TO DO:
Where the word "favicon" appears in a line of the entries below, count that line and give the total alone.

SUPPLIED RECORDS section start

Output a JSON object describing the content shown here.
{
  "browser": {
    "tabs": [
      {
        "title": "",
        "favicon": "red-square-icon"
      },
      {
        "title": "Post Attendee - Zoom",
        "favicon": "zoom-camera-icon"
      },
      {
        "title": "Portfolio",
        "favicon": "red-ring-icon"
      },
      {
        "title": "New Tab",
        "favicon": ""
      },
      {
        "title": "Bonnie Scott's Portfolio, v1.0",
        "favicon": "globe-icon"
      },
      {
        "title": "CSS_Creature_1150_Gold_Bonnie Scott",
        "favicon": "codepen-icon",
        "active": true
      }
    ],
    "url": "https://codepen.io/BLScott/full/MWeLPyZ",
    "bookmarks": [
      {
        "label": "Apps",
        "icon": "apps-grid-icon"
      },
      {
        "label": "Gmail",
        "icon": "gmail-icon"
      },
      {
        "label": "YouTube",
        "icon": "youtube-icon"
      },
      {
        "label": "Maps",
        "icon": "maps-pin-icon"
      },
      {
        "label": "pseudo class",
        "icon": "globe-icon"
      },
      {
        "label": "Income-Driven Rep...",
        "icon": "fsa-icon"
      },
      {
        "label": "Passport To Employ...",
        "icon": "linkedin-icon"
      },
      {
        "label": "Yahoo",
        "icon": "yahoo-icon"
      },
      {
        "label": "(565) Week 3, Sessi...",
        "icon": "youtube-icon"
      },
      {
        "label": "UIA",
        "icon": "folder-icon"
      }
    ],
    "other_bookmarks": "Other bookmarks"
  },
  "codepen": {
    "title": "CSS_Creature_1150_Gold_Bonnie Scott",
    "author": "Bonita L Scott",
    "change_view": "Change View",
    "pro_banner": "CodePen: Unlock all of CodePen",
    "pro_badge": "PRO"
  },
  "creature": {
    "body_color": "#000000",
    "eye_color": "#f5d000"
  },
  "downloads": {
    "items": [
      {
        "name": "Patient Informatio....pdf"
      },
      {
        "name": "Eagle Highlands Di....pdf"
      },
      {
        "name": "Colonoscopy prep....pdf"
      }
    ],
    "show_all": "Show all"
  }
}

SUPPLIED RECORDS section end

ANSWER TO THIS PROBLEM:
6